FOR SINGLE PARENTS OR BLENDED FAMILIES
Ginsberg, Ed. D.
the holidays enjoyable for families with single parents or stepfamilies can
be especially challenging. Here are some suggestions:
Involve kids in
some of the planning.
This is important because typically children from a divorced or newly reconstituted
family feel a loss of control. Adults seem to be making all of the decisions.
Just be aware that younger children particularly will choose options that
seem the most convenient and least upsetting to everyone else.
When your plans
are firm, let kids know
what to expect, who will pick them up and take them to their dadĦs house.
They also need to know how long they will stay, where they will sleep, who
else will be there, and how and when they can call or send email to the other
Try to facilitate
contact with the other parentĦs relatives. Arrange visits with grandparents, aunts, and uncles, if they
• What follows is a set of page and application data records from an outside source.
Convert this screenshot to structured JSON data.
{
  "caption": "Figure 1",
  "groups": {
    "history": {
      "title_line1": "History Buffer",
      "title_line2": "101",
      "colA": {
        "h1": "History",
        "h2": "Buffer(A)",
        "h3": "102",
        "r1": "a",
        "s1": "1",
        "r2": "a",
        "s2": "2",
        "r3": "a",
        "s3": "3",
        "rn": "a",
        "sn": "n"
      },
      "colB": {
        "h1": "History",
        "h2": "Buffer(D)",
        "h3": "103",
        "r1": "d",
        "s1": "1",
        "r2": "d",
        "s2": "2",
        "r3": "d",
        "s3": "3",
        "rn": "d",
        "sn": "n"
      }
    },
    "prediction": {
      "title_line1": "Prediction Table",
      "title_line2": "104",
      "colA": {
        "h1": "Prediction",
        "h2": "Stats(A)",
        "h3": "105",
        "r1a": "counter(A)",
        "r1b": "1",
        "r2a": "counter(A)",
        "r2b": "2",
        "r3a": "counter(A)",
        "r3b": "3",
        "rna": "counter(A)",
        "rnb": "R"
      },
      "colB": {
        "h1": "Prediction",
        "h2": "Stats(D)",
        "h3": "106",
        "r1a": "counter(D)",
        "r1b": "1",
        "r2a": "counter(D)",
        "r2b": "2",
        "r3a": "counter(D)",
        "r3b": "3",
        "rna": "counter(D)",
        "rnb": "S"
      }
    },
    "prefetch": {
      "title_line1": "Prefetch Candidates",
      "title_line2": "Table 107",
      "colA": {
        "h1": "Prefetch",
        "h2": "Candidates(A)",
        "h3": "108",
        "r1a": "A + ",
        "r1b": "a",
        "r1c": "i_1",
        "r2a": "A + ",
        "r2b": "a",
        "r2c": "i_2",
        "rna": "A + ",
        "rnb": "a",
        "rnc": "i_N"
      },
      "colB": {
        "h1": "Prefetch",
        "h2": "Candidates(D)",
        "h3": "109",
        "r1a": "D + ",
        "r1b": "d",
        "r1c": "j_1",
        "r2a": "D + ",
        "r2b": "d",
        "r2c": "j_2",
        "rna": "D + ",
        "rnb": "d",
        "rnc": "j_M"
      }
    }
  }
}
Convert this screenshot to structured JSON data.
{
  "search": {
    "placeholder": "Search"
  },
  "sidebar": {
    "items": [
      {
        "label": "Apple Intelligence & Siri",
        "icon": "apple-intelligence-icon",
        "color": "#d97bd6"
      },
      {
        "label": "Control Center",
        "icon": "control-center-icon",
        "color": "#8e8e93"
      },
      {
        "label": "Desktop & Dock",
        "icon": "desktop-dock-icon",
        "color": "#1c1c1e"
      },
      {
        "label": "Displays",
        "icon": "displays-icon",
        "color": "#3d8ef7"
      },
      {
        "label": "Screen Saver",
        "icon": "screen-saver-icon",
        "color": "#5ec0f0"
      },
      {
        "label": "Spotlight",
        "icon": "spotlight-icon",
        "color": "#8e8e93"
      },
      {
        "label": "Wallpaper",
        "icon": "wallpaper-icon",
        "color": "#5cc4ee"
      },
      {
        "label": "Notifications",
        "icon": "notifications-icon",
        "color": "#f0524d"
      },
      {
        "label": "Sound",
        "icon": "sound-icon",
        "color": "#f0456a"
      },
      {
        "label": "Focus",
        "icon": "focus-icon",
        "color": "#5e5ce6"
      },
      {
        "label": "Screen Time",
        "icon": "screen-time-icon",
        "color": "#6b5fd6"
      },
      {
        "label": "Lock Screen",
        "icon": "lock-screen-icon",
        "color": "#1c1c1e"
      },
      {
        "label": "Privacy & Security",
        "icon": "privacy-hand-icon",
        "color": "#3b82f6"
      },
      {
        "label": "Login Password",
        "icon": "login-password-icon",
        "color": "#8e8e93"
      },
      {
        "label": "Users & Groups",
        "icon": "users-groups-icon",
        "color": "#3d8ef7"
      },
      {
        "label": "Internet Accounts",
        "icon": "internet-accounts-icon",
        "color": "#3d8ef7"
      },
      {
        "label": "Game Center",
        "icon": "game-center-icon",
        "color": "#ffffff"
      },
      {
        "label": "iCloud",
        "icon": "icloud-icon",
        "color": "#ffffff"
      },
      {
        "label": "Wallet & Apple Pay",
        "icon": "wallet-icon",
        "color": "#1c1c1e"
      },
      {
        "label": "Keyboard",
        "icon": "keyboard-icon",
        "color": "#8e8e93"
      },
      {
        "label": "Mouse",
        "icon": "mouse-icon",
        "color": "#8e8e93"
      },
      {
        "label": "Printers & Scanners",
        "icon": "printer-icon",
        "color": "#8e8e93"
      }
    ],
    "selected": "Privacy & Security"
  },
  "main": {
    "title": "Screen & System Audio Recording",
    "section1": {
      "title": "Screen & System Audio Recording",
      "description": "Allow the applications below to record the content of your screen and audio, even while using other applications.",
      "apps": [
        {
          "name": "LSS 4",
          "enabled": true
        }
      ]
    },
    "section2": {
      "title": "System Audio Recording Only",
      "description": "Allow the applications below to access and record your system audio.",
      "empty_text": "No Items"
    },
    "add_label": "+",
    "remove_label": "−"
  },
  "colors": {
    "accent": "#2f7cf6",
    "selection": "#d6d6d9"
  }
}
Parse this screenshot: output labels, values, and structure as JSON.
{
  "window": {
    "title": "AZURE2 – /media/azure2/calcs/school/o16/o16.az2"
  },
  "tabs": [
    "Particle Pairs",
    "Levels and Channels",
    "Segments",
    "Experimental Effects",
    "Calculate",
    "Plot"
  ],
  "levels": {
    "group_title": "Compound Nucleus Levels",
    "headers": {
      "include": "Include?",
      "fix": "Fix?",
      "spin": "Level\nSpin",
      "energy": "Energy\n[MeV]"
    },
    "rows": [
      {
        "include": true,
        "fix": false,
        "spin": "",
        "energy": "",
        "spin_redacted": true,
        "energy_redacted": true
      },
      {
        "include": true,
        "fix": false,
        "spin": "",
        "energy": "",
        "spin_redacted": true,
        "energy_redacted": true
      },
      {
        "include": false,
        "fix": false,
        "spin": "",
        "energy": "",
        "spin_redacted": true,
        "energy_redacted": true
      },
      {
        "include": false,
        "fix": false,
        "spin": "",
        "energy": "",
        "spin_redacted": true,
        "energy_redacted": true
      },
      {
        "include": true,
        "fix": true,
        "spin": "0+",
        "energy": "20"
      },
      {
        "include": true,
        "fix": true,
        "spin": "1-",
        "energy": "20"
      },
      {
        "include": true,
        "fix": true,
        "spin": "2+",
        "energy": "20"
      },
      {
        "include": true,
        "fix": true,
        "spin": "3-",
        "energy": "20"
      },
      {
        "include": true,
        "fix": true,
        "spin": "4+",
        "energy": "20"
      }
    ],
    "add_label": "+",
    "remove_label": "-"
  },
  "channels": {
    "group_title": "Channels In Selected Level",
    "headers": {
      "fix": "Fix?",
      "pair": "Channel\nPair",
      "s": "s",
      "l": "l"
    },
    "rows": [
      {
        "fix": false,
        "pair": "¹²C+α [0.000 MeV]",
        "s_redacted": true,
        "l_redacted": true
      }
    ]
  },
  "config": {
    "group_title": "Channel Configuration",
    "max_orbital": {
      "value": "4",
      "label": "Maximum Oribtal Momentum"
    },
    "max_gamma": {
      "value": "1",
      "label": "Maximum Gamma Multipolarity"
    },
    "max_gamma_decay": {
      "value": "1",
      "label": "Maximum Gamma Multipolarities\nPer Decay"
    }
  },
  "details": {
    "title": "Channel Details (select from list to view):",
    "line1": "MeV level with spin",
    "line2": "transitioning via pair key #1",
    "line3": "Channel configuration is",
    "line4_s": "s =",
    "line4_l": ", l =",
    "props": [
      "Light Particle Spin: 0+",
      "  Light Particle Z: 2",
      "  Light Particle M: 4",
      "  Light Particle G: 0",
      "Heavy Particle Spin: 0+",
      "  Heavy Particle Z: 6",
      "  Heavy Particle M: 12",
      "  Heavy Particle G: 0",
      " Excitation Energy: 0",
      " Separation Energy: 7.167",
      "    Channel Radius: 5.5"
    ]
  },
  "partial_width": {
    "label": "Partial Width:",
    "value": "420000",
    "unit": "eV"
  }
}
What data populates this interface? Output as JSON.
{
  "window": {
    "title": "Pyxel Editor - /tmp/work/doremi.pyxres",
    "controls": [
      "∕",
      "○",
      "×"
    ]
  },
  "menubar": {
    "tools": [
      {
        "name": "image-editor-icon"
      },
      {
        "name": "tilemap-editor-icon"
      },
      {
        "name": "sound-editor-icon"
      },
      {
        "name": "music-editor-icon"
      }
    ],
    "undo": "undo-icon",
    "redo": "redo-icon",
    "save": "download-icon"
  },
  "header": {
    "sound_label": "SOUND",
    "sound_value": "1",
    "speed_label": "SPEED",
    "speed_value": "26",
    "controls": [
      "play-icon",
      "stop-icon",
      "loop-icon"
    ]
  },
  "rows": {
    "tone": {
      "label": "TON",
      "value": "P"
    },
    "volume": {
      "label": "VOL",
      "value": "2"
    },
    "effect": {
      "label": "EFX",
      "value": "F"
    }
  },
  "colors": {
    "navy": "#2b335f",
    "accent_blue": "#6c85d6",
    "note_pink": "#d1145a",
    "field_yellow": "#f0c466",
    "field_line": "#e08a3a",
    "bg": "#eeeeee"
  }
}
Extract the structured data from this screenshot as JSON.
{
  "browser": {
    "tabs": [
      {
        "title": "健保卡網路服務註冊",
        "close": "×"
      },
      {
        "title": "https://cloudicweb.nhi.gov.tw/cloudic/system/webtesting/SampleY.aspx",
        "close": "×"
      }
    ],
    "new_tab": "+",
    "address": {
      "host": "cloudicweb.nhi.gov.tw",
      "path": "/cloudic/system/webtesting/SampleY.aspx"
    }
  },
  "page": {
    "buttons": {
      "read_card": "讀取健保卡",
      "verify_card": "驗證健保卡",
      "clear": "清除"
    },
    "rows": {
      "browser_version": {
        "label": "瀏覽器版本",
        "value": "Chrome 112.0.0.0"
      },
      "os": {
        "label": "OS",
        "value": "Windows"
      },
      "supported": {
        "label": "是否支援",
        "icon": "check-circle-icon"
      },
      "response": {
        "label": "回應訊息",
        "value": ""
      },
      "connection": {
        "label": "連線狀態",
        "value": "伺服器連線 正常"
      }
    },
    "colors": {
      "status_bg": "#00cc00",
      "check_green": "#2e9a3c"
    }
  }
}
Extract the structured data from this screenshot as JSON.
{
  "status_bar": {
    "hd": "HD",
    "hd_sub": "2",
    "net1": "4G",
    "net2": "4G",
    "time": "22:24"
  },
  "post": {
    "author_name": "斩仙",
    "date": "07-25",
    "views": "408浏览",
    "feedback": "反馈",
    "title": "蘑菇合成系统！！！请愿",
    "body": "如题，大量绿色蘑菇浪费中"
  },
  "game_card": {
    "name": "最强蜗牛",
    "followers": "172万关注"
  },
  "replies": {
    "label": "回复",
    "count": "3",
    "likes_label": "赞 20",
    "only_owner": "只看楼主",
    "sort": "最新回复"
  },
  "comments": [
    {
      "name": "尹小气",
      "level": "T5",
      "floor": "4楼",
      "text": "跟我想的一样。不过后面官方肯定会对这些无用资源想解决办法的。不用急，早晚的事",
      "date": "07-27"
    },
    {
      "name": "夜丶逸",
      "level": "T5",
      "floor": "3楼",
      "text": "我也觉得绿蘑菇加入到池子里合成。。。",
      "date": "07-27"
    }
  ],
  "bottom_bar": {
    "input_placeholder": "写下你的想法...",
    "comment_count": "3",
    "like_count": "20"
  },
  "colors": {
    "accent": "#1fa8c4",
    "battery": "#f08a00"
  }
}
want to see the child and the child wants to see them.
Find ways to make
kids comfortable with new stepbrothers and sisters. Make special time for them in pairs so they
can get to know each other in an un-pressured surrounding. Board games and
cards can be a good way to break the ice when all the kids are together.
DonĦt expect kids
to make an instant adjustment
to a new family and new siblings. They may not act happy all of the time.
DonĦt force it. If a remarriage is recent and the families hardly know each
other, itĦs okay for kids to sometimes feel sad.
Honor rituals from previous families by letting everyone
choose (and perhaps cook) a special dish. Read children their own holiday
story or teach everyone a holiday song. Then add some new traditions. Take
pictures to create memories of your time together and let each child make
his or her own photo album.
from Work & Family Life
newsletter, edited by Susan Ginsberg